**WORK TASK**: In how many lines of the listing below does "selected" appear? Reply with the number only.

┏━━

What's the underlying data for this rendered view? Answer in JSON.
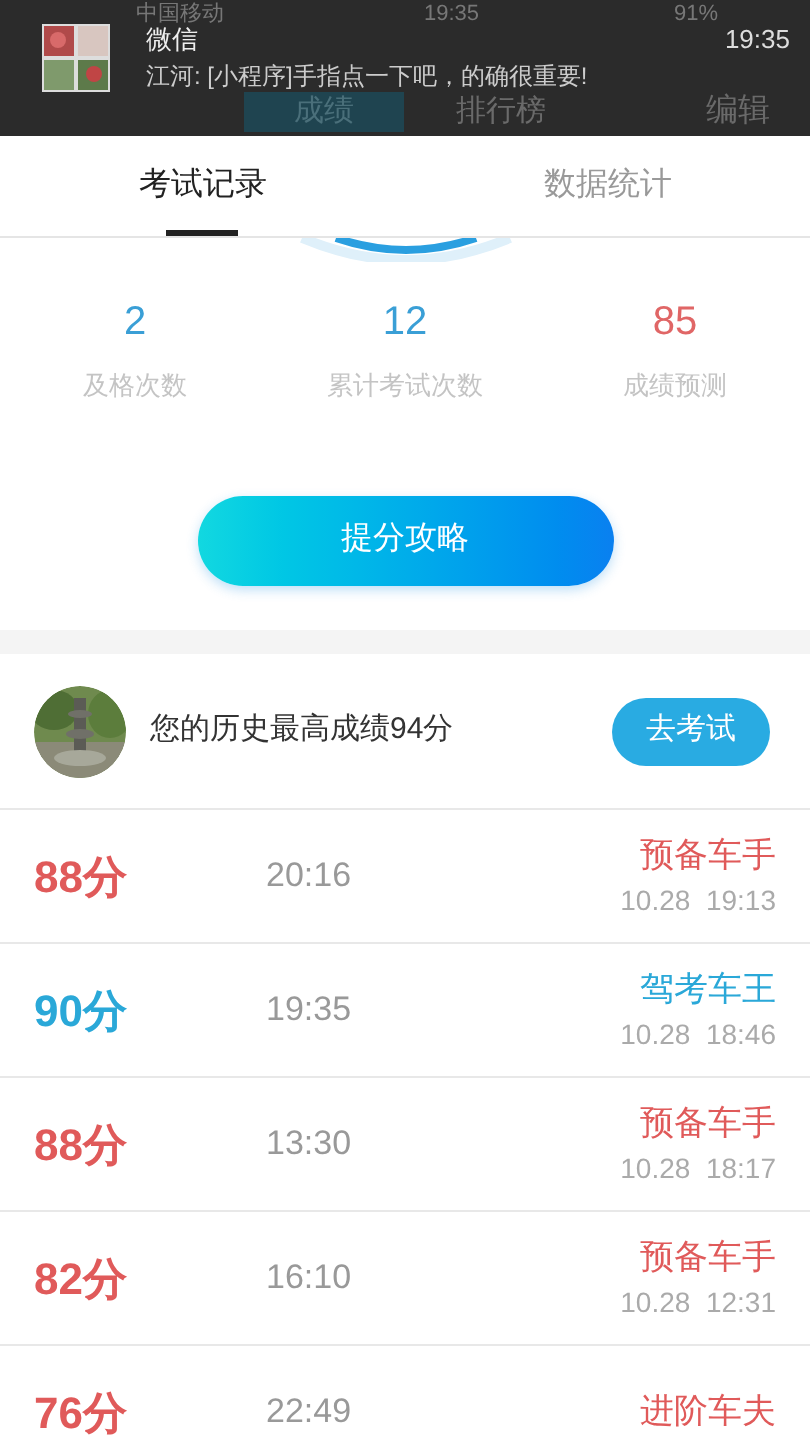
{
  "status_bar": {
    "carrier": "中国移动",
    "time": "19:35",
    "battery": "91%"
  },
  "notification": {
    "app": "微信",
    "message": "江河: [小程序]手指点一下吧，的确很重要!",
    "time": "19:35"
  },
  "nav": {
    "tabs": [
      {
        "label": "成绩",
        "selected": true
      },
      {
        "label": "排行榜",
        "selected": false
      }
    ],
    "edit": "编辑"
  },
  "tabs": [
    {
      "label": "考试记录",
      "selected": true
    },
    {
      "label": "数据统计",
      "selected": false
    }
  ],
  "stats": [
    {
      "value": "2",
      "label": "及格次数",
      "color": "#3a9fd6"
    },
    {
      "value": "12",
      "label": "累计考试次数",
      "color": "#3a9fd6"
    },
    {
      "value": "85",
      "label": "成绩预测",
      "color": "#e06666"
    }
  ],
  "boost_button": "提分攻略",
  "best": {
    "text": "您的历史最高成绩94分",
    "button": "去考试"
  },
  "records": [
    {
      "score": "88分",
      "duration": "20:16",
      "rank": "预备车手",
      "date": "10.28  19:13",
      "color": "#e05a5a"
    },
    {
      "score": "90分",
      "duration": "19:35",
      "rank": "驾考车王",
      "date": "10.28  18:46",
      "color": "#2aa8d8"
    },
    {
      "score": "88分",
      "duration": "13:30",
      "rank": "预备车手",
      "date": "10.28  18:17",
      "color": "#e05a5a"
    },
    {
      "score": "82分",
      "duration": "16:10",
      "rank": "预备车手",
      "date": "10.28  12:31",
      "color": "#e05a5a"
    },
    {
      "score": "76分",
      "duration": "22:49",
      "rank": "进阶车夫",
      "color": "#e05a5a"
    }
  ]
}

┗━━

**OUTPUT FOR THIS TASK**: 4